A pair of classic 1950s-era tripod table lamps designed by Gerald Thurston for LIGHTOLIER.  This brass-and-wood tripod design was a popular format of the period and was produced in many variations.  The shades are new.  The patina is original.

GERALD THURSTON earned an industrial design degree from the School of the Art Institute of Chicago (SAIC).  While a student, he produced freelance designs for the Zenith Radio Corporation in Chicago (now Zenith Electronics LLC, part of LG Electronics).  His career began in earnest when we started work for the New Metal Craft Company in Chicago where he designed custom lighting fixtures and ornamental items for decorators and architects.  In 1938 he became a charter member of the Industrial Designers Institute (IDI), the oldest organization of professional industrial designers in the USA, where he served on the executive council and as chairman of the New York chapter.

Around 1950 he went to work for the American lighting manufacturer LIGHTOLIER of New York and Jersey City.  He worked there for 30 years before retiring from the Jersey City office as head of the design department of residential lighting.  During his tenure with LIGHTOLIER he became well known internationally for an exhaustive catalogue of designs, including the famous 'Scandia' collection.

During America's post-war construction boom and rise of mid-Century modern design, LIGHTOLIER's in-house product design team was of critical importance.  Thurston’s right hand was actually insured for a million dollars.  (At the height of his career the design methodology encompassed drawing illustrations on craft paper—a far cry from the computer-generated graphics process of today.)  Thurston remained passionate about his work until the end, as his oeuvre makes abundantly clear.  He died in 2005, leaving behind a truly rich body of work.

LIGHTOLIER is an American company that manufactures and sells a wide array of lighting fixtures.  It was founded in 1904 by Bernhard Blitzer under the name of New York Gas and Appliance, Co.  When electric lighting started to be more widely accepted, the name was changed to LIGHTOLIER—a portmanteau of "light" and "chandelier."  In its early years, the company specialized in fancy, decorative chandeliers, but shifted to the high-end design and architectural markets in the 1920s.  Gerald "Jerry" Thurston was hired to head its residential lighting department in 1950; the relationship lasted for 30 years and transformed the company into a premier manufacturer of modern lighting for the home.  The names LIGHTOLIER and Gerald Thurston became virtually synonymous.

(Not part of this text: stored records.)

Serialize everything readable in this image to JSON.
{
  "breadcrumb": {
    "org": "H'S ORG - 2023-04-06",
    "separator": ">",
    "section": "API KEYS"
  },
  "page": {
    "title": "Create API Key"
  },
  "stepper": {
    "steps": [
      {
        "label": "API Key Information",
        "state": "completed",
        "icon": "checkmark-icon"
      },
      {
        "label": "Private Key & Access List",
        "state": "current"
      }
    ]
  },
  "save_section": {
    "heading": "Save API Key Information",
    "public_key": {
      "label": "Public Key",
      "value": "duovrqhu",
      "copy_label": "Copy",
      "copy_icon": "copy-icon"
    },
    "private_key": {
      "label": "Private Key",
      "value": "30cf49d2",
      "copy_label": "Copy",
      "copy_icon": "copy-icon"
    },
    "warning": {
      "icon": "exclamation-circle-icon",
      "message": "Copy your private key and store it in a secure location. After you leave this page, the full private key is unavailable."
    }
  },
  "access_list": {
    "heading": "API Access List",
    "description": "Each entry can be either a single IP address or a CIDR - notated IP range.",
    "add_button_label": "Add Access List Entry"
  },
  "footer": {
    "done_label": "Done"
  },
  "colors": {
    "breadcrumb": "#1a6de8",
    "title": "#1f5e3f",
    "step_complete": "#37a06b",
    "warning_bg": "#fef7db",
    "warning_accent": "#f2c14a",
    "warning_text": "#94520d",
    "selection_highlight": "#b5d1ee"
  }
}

In the 1960s LIGHTOLIER introduced the very first track lighting system, designed by the late Anthony C. Donato.  (Unlike the horizontal tracks of today, it was vertically integrated.)  During this same period the firm began importing European designs, including those of Gaetano Sciolari.  Also notable is the success of its 'Lytegem' series designed by Michael Lax (1965), now part of MoMA's permanent collection.  LIGHTOLIER is also acknowledged for advanced reflector designs.  It was the first company to introduce digital lighting systems in the early '90s.

LIGHTOLIER is a Sustaining Member of the Illuminating Engineering Society of North America, a founding member of the American Lighting Association, an ally of the EPA Green Lights program, and a Partner of the Lighting Research Center.  In 2007, Philips Royal Electronics announced that it would acquire the Genlyte Group, putting LIGHTOLIER under its umbrella.

If you can’t convince them, confuse them! – GERALD THURSTON

Design Period – 1950-1959

Country of Origin – USA



Attribution – WELL-KNOWN

Materials – BRASS, MAPLE

Condition – VERY GOOD (no defects; may show slight traces of use)


Height (in.) – 27.0

Diameter (in.) – 16.0

Quantity Available – 0